this is followed up with Part 2 – Relating To and Learning From Other Photographers Written by:

“Steve started things off excellently with his list of ten ways to relate to and learn from other photographers. So excellently, in fact, that I had to give him a hard time because he used many of the ideas I had for my own article. That’s what we do, though – in giving each other a hard time we’re really complimenting one another for raising the bar and creating a challenge.

We all have a tremendous opportunity to learn from one another, and an equally tremendous opportunity to TEACH others. A note on an experience I recently had – a photographer showed me an unedited copy of the photo you see above (Shiprock, New Mexico), and asked my advice on how to improve it. I had a really positive experience showing him how to edit the photo, talking about things he could have done to better position himself so that post-processing wasn’t necessary, and in the end was able to see how proud he was of his work once he finished following the steps I outlined.”

“My point is, being a photographer that others can relate to and learn from is just as rewarding as finding a photographer that you can relate to and learn from! So among my own items of advice, I’m going to add some things we should keep in mind if WE are approached by someone who wishes to learn from us.” want to read more of this interesting article?

Here is that picture talked about in the text

these articles were found on the Beyond Megapixel Blog site

They have other interesting articles such as

Camera Etiquette in a Crowd

We’ve all been there. We’re at an event or a popular landmark, trying to photograph a memory, and we get bumped with a camera bag. Or, we inadvertently bump someone else as we’re positioning ourselves for a shot. Or you miss the PERFECT shot because someone wouldn’t be courteous enough to move. We need to.…..more


Elliott Erwitt

This really charming piece on a blog by Adam Marelli about Elliott Erwitt at ICP is worth reading and having a chance to look at his exceptional pictures

“Lessons from a Hobbyist

For as long as I can remember, Elliot Erwitt refered to his photography a hobby.  I think every hobbyist would be pleased with Elliot’s level of success.  In interviews he downplays his role as a member of Magnum Photo, commercial photographer and a recipient of the International Center for Photography’s Infinity Prize.  But under the surface of his charming stories are useful lessons that we can use to gain perspective on our work.”

“Don’t Take Things Too Seriously

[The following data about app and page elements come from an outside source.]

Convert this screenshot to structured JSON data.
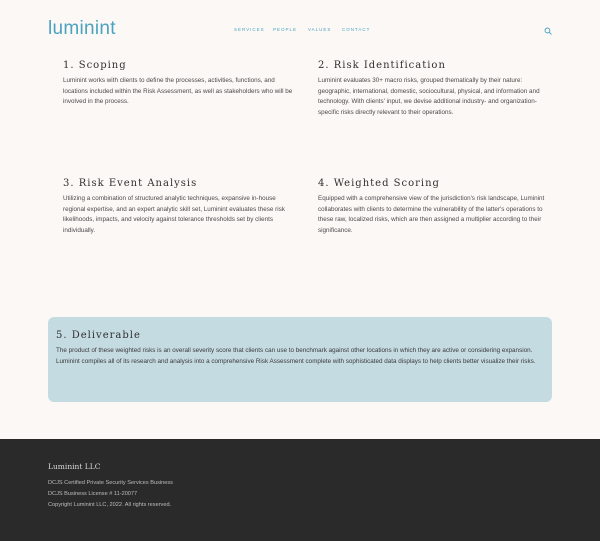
{
  "header": {
    "logo": "luminint",
    "nav": [
      "SERVICES",
      "PEOPLE",
      "VALUES",
      "CONTACT"
    ],
    "search_icon": "search-icon"
  },
  "sections": [
    {
      "title": "1. Scoping",
      "body": "Luminint works with clients to define the processes, activities, functions, and locations included within the Risk Assessment, as well as stakeholders who will be involved in the process."
    },
    {
      "title": "2. Risk Identification",
      "body": "Luminint evaluates 30+ macro risks, grouped thematically by their nature: geographic, international, domestic, sociocultural, physical, and information and technology. With clients' input, we devise additional industry- and organization-specific risks directly relevant to their operations."
    },
    {
      "title": "3. Risk Event Analysis",
      "body": "Utilizing a combination of structured analytic techniques, expansive in-house regional expertise, and an expert analytic skill set, Luminint evaluates these risk likelihoods, impacts, and velocity against tolerance thresholds set by clients individually."
    },
    {
      "title": "4. Weighted Scoring",
      "body": "Equipped with a comprehensive view of the jurisdiction's risk landscape, Luminint collaborates with clients to determine the vulnerability of the latter's operations to these raw, localized risks, which are then assigned a multiplier according to their significance."
    }
  ],
  "deliverable": {
    "title": "5. Deliverable",
    "body": "The product of these weighted risks is an overall severity score that clients can use to benchmark against other locations in which they are active or considering expansion. Luminint compiles all of its research and analysis into a comprehensive Risk Assessment complete with sophisticated data displays to help clients better visualize their risks."
  },
  "footer": {
    "name": "Luminint LLC",
    "lines": [
      "DCJS Certified Private Security Services Business",
      "DCJS Business License # 11-20077",
      "Copyright Luminint LLC, 2022.  All rights reserved."
    ]
  },
  "colors": {
    "accent": "#4aa3c0",
    "background": "#fcf8f6",
    "deliverable_bg": "#c5dbe2",
    "footer_bg": "#2a2a2a"
  }
}
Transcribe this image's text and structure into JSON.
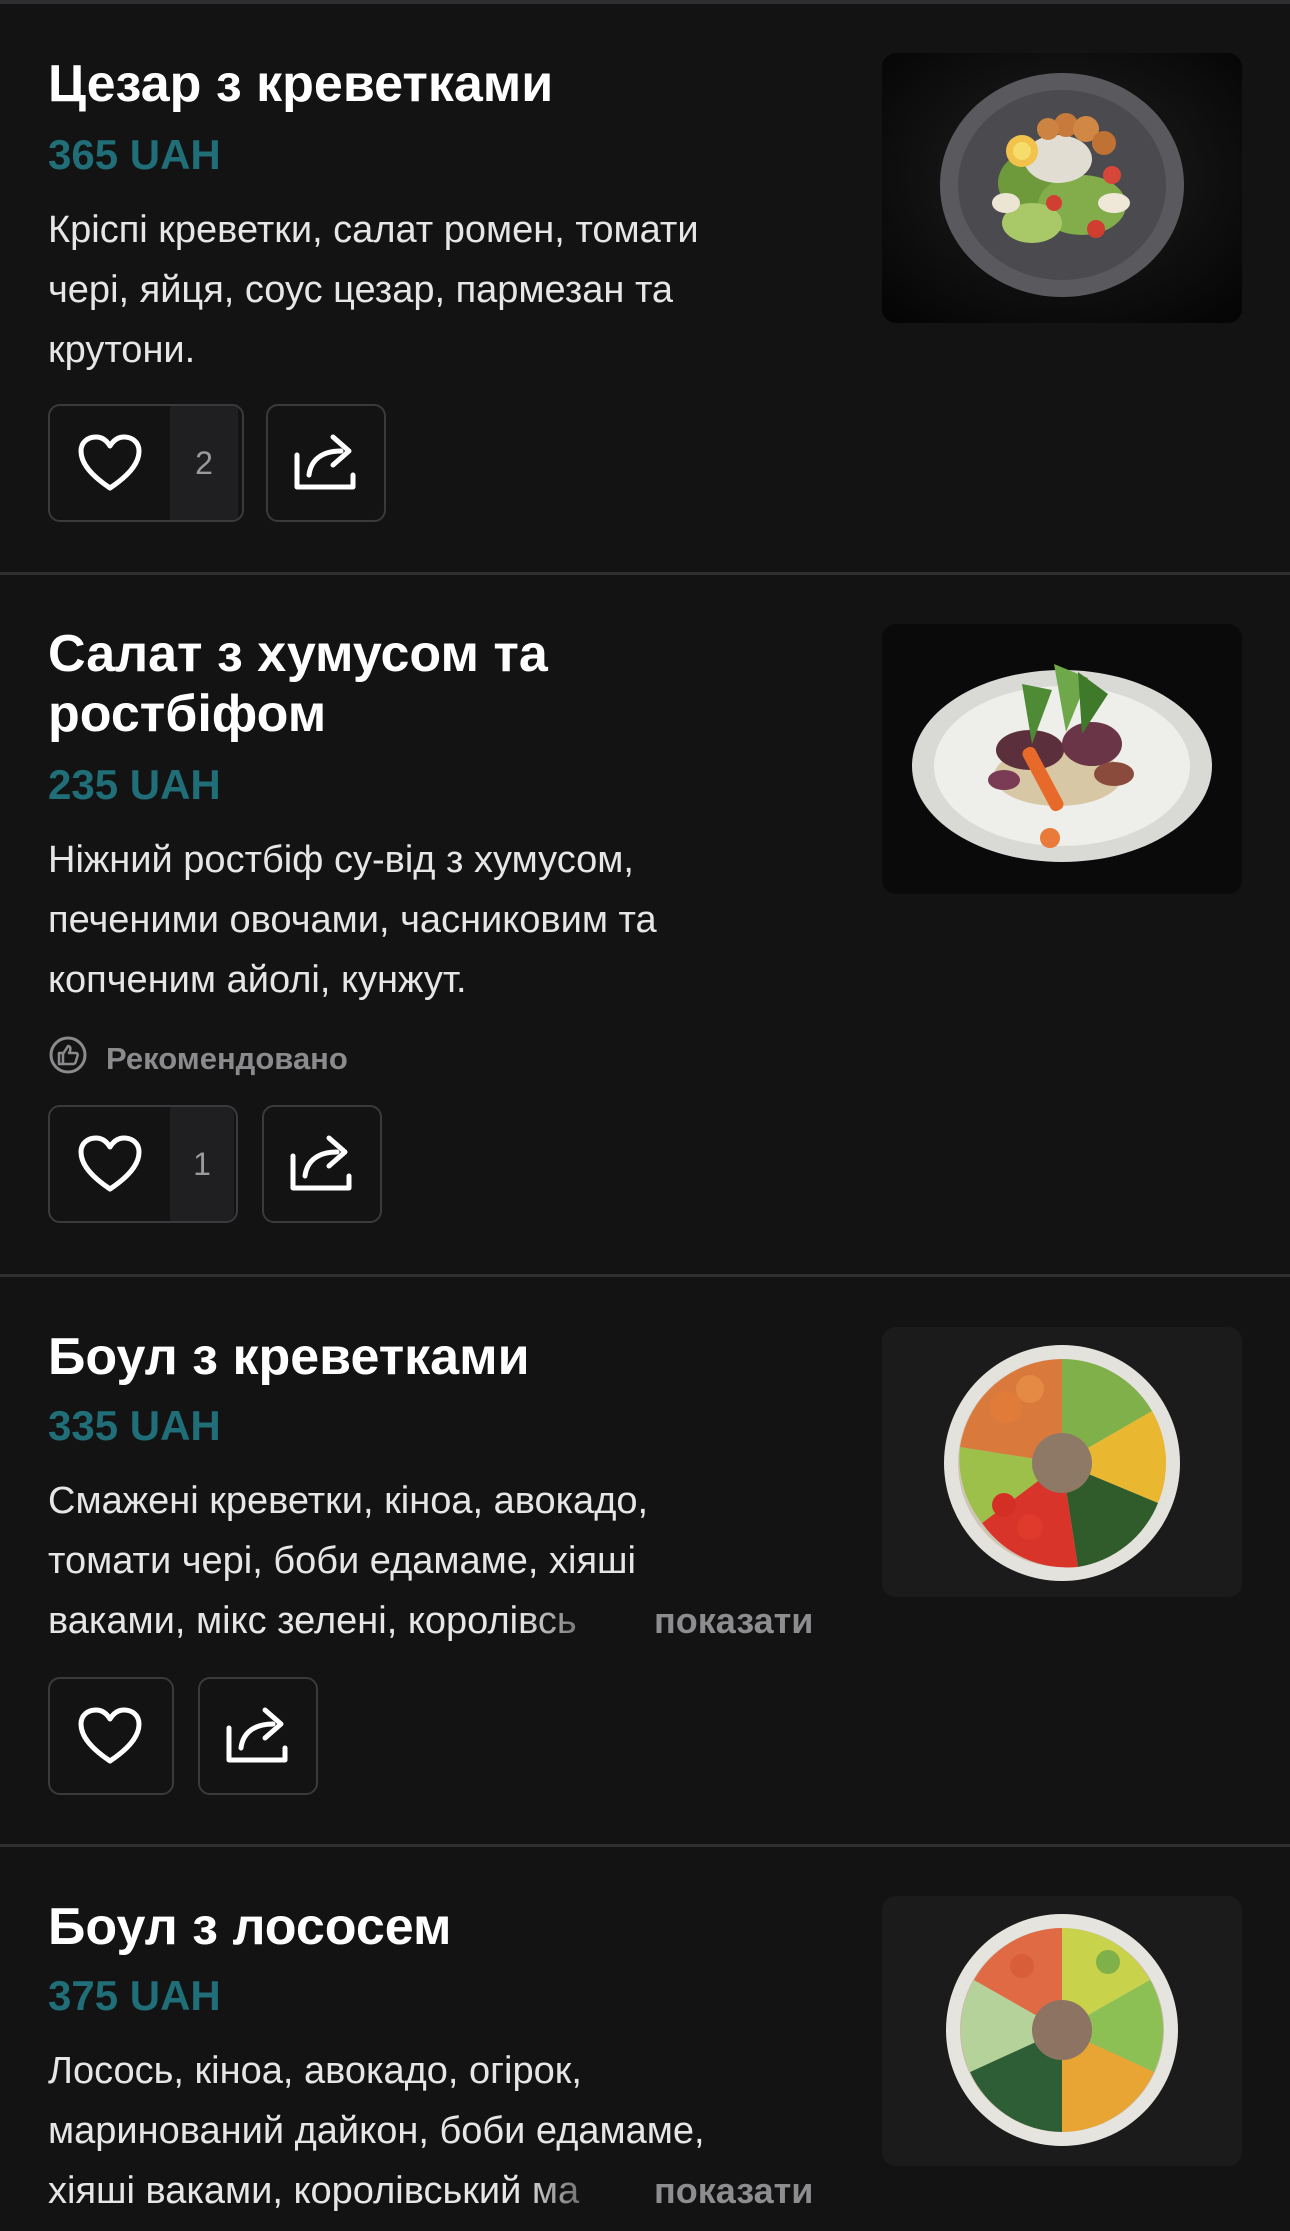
{
  "colors": {
    "background": "#131314",
    "price": "#1f6e78",
    "divider": "#2f2f31",
    "muted": "#8b8b8d"
  },
  "show_more_label": "показати",
  "items": [
    {
      "title": "Цезар з креветками",
      "price": "365 UAH",
      "description": "Кріспі креветки, салат ромен, томати\nчері, яйця, соус цезар, пармезан та\nкрутони.",
      "likes": "2",
      "like_icon": "heart-icon",
      "share_icon": "share-icon",
      "image": "caesar-salad-with-shrimp-photo"
    },
    {
      "title": "Салат з хумусом та ростбіфом",
      "price": "235 UAH",
      "description": "Ніжний ростбіф су-від з хумусом,\nпеченими овочами, часниковим та\nкопченим айолі, кунжут.",
      "badge": "Рекомендовано",
      "badge_icon": "thumbs-up-icon",
      "likes": "1",
      "image": "hummus-roastbeef-salad-photo"
    },
    {
      "title": "Боул з креветками",
      "price": "335 UAH",
      "description": "Смажені креветки, кіноа, авокадо,\nтомати чері, боби едамаме, хіяші\nваками, мікс зелені, королівсь",
      "image": "shrimp-bowl-photo"
    },
    {
      "title": "Боул з лососем",
      "price": "375 UAH",
      "description": "Лосось, кіноа, авокадо, огірок,\nмаринований дайкон, боби едамаме,\nхіяші ваками, королівський ма",
      "image": "salmon-bowl-photo"
    }
  ]
}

Your best picture might be waiting at home.  Elliot snapped a few pictures of his new new born daughter and wife at home in New York.  For everyone who has a child, this is a picture you can take.  He found an interesting angle on his first child, his third cat, and his first wife.”

“This was one of the first images that Elliot sold to a magazine. He loves photographing dogs. They don’t complain, they do not require releases, and they are great models. New York City, USA 1946 Elliot Erwitt”

See the full article here

12 Video Tutorials for Improving Your Photoshop Skills

You know the web is full of people who want to tell you how to do things. Photography attracts a plethora of would be tutors, they do it in text form, pod cast and video, the trouble is there are so many you can spend hours looking for the one that speaks to you at your level. I’m off to teach the 4th part of our current Intro to Photoshop course tonight and will be recommending this post to my students.

Those good people at Lightstalking have a post that has 12 video tutorials on the essentials of Photoshop use, if they recommend them my guess is the tutorials are good.

“Photoshop can really be a photographer’s best friend or worst nightmare. It all depends on how comfortable you feel in the program and whether you know the simple tips and tricks to creating photo magic. Here are 12 video tutorials for improving your Photoshop skills quickly.”

If you want to see the tutorials follow this link